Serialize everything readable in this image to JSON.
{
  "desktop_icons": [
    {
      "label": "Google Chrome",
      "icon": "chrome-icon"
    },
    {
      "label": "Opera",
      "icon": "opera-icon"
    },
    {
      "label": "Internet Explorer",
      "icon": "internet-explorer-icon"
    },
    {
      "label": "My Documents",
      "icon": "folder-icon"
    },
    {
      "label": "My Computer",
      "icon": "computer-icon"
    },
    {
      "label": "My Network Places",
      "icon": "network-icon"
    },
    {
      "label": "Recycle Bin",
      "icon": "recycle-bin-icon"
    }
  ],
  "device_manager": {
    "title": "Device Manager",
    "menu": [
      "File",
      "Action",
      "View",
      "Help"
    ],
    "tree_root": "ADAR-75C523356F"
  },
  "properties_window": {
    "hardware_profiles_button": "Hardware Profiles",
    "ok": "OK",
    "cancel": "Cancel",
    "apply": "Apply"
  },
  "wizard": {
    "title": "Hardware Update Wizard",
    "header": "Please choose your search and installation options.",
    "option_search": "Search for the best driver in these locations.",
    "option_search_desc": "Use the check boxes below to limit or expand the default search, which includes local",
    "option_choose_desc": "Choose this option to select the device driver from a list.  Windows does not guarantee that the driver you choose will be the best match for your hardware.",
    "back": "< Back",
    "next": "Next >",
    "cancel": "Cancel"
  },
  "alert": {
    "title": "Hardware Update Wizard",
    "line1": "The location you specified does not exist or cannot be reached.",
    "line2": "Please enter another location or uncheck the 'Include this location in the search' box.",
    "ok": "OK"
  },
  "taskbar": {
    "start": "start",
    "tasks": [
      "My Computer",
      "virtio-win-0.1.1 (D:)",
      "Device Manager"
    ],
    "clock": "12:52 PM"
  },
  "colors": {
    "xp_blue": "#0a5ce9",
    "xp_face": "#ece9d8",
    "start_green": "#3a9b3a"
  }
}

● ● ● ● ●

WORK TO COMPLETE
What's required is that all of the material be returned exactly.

YOUR SOLUTION
Serialize everything readable in this image to JSON.
{
  "desktop_icons": [
    {
      "label": "Google Chrome",
      "icon": "chrome-icon"
    },
    {
      "label": "Opera",
      "icon": "opera-icon"
    },
    {
      "label": "Internet Explorer",
      "icon": "internet-explorer-icon"
    },
    {
      "label": "My Documents",
      "icon": "folder-icon"
    },
    {
      "label": "My Computer",
      "icon": "computer-icon"
    },
    {
      "label": "My Network Places",
      "icon": "network-icon"
    },
    {
      "label": "Recycle Bin",
      "icon": "recycle-bin-icon"
    }
  ],
  "device_manager": {
    "title": "Device Manager",
    "menu": [
      "File",
      "Action",
      "View",
      "Help"
    ],
    "tree_root": "ADAR-75C523356F"
  },
  "properties_window": {
    "hardware_profiles_button": "Hardware Profiles",
    "ok": "OK",
    "cancel": "Cancel",
    "apply": "Apply"
  },
  "wizard": {
    "title": "Hardware Update Wizard",
    "header": "Please choose your search and installation options.",
    "option_search": "Search for the best driver in these locations.",
    "option_search_desc": "Use the check boxes below to limit or expand the default search, which includes local",
    "option_choose_desc": "Choose this option to select the device driver from a list.  Windows does not guarantee that the driver you choose will be the best match for your hardware.",
    "back": "< Back",
    "next": "Next >",
    "cancel": "Cancel"
  },
  "alert": {
    "title": "Hardware Update Wizard",
    "line1": "The location you specified does not exist or cannot be reached.",
    "line2": "Please enter another location or uncheck the 'Include this location in the search' box.",
    "ok": "OK"
  },
  "taskbar": {
    "start": "start",
    "tasks": [
      "My Computer",
      "virtio-win-0.1.1 (D:)",
      "Device Manager"
    ],
    "clock": "12:52 PM"
  },
  "colors": {
    "xp_blue": "#0a5ce9",
    "xp_face": "#ece9d8",
    "start_green": "#3a9b3a"
  }
}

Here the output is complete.